┏━━

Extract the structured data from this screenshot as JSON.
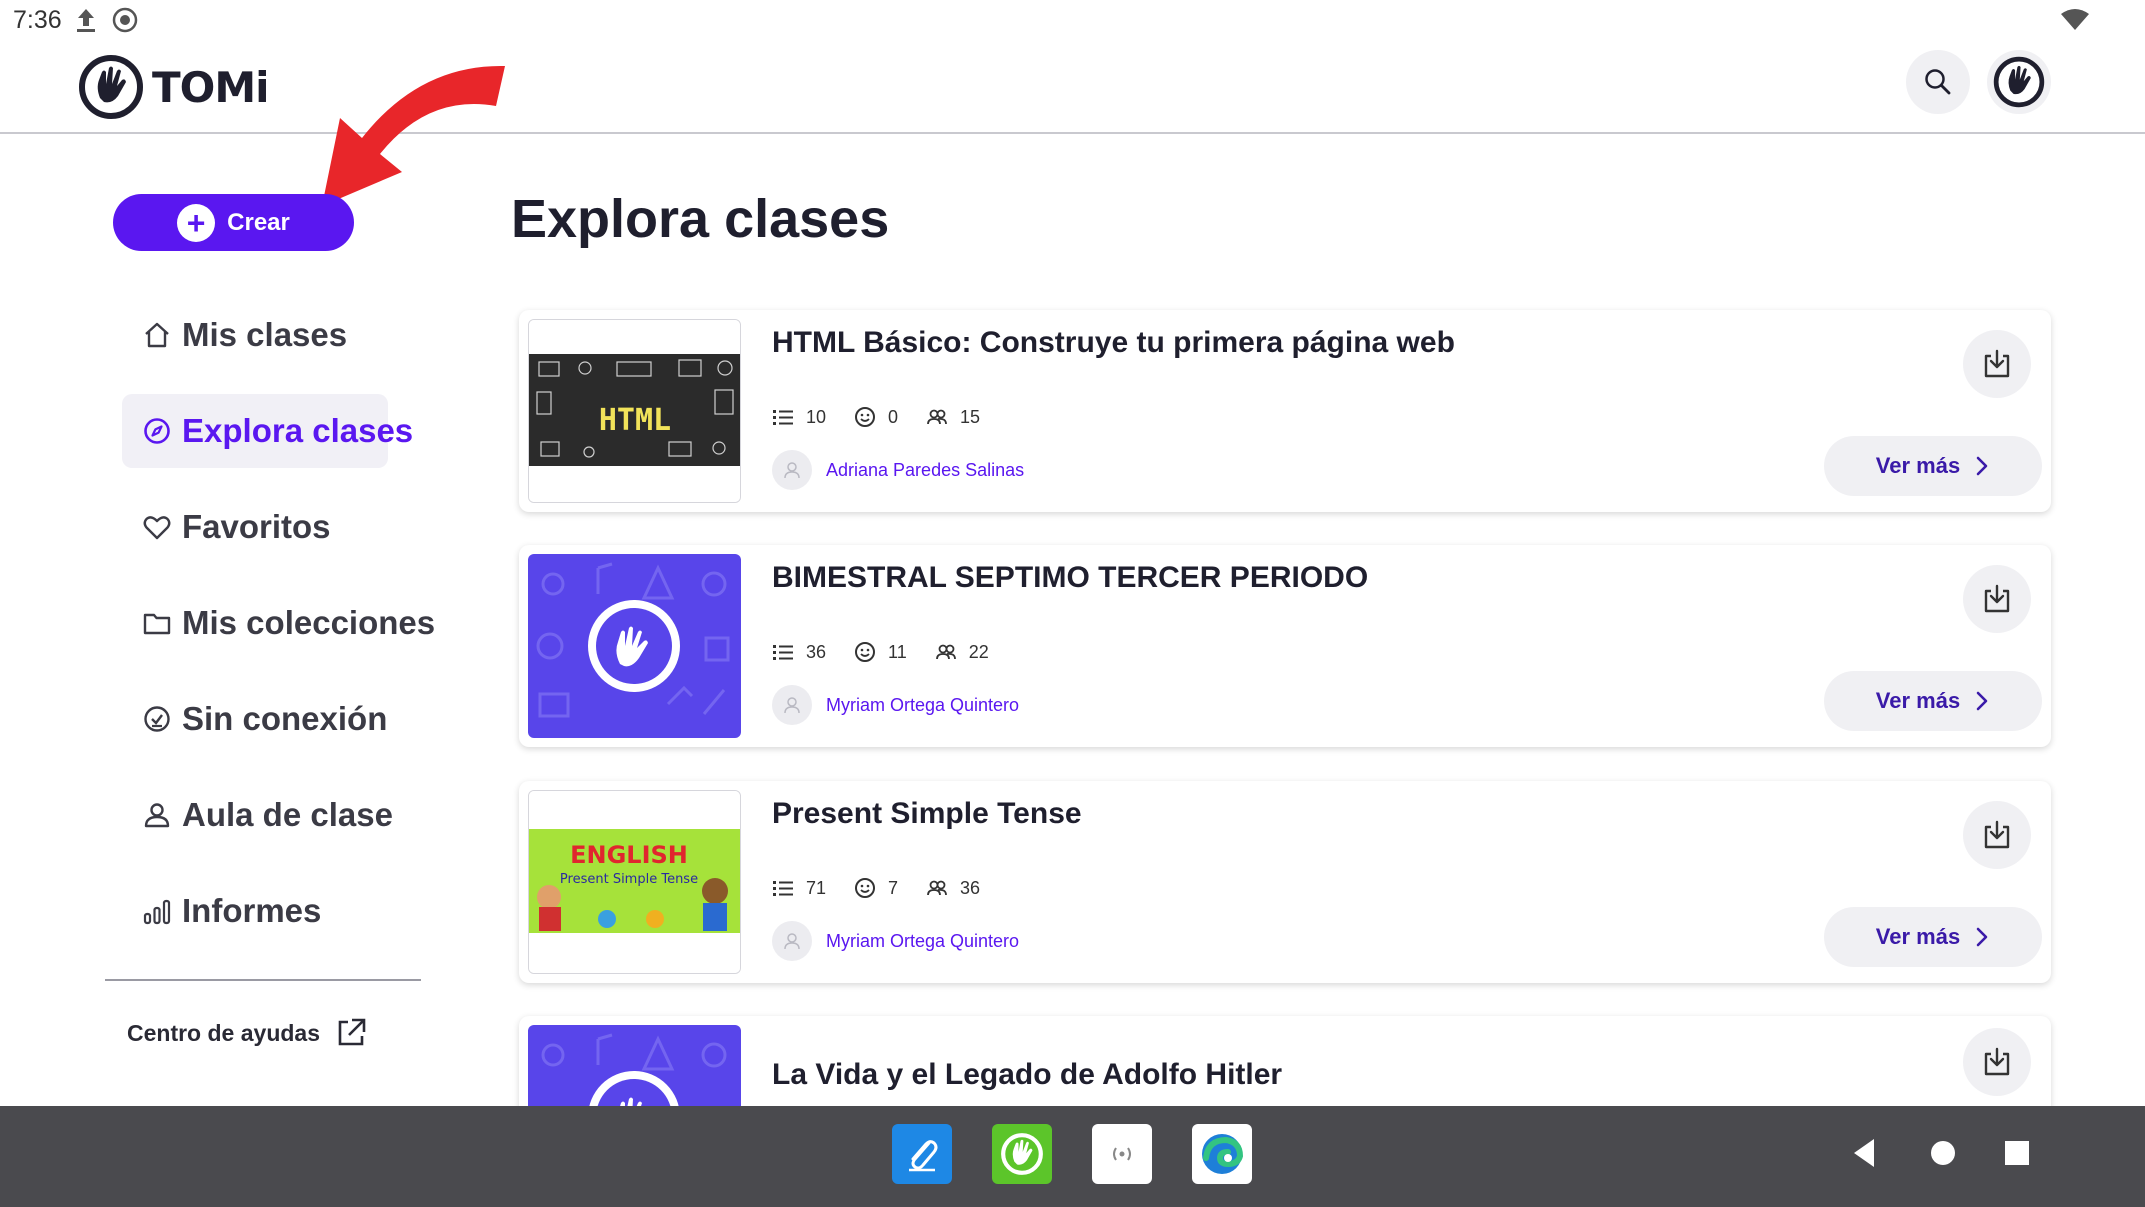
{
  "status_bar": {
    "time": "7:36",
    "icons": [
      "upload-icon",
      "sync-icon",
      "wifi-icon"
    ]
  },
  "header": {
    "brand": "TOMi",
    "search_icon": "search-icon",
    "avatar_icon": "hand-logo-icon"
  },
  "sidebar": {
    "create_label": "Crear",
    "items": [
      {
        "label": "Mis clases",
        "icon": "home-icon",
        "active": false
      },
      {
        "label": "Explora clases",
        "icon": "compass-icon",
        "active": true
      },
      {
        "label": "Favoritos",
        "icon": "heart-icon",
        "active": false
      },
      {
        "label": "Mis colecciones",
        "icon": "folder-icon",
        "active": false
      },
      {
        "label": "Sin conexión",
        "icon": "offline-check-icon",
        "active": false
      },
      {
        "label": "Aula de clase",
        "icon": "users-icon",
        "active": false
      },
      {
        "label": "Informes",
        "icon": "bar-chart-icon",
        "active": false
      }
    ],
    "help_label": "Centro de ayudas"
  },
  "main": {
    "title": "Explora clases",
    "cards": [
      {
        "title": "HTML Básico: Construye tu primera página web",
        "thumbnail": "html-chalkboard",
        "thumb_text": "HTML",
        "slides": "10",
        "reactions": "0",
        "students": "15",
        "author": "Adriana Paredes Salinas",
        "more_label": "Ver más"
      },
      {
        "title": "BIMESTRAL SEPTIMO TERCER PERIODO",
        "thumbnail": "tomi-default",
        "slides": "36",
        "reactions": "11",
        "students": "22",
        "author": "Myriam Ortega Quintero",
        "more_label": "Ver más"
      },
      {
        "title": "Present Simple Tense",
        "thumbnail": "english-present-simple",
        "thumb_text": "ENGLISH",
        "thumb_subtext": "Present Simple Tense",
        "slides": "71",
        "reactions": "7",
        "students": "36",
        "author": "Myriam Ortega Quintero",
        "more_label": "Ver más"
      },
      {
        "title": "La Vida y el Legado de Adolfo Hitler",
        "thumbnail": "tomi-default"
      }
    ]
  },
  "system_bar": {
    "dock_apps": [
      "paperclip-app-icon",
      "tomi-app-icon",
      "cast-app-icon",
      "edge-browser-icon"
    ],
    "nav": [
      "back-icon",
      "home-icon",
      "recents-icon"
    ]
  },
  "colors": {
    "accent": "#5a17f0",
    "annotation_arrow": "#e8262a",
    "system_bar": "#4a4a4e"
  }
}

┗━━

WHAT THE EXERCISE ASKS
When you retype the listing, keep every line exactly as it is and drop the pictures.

ANSWER TO THE PROBLEM
Extract the structured data from this screenshot as JSON.
{
  "status_bar": {
    "time": "7:36",
    "icons": [
      "upload-icon",
      "sync-icon",
      "wifi-icon"
    ]
  },
  "header": {
    "brand": "TOMi",
    "search_icon": "search-icon",
    "avatar_icon": "hand-logo-icon"
  },
  "sidebar": {
    "create_label": "Crear",
    "items": [
      {
        "label": "Mis clases",
        "icon": "home-icon",
        "active": false
      },
      {
        "label": "Explora clases",
        "icon": "compass-icon",
        "active": true
      },
      {
        "label": "Favoritos",
        "icon": "heart-icon",
        "active": false
      },
      {
        "label": "Mis colecciones",
        "icon": "folder-icon",
        "active": false
      },
      {
        "label": "Sin conexión",
        "icon": "offline-check-icon",
        "active": false
      },
      {
        "label": "Aula de clase",
        "icon": "users-icon",
        "active": false
      },
      {
        "label": "Informes",
        "icon": "bar-chart-icon",
        "active": false
      }
    ],
    "help_label": "Centro de ayudas"
  },
  "main": {
    "title": "Explora clases",
    "cards": [
      {
        "title": "HTML Básico: Construye tu primera página web",
        "thumbnail": "html-chalkboard",
        "thumb_text": "HTML",
        "slides": "10",
        "reactions": "0",
        "students": "15",
        "author": "Adriana Paredes Salinas",
        "more_label": "Ver más"
      },
      {
        "title": "BIMESTRAL SEPTIMO TERCER PERIODO",
        "thumbnail": "tomi-default",
        "slides": "36",
        "reactions": "11",
        "students": "22",
        "author": "Myriam Ortega Quintero",
        "more_label": "Ver más"
      },
      {
        "title": "Present Simple Tense",
        "thumbnail": "english-present-simple",
        "thumb_text": "ENGLISH",
        "thumb_subtext": "Present Simple Tense",
        "slides": "71",
        "reactions": "7",
        "students": "36",
        "author": "Myriam Ortega Quintero",
        "more_label": "Ver más"
      },
      {
        "title": "La Vida y el Legado de Adolfo Hitler",
        "thumbnail": "tomi-default"
      }
    ]
  },
  "system_bar": {
    "dock_apps": [
      "paperclip-app-icon",
      "tomi-app-icon",
      "cast-app-icon",
      "edge-browser-icon"
    ],
    "nav": [
      "back-icon",
      "home-icon",
      "recents-icon"
    ]
  },
  "colors": {
    "accent": "#5a17f0",
    "annotation_arrow": "#e8262a",
    "system_bar": "#4a4a4e"
  }
}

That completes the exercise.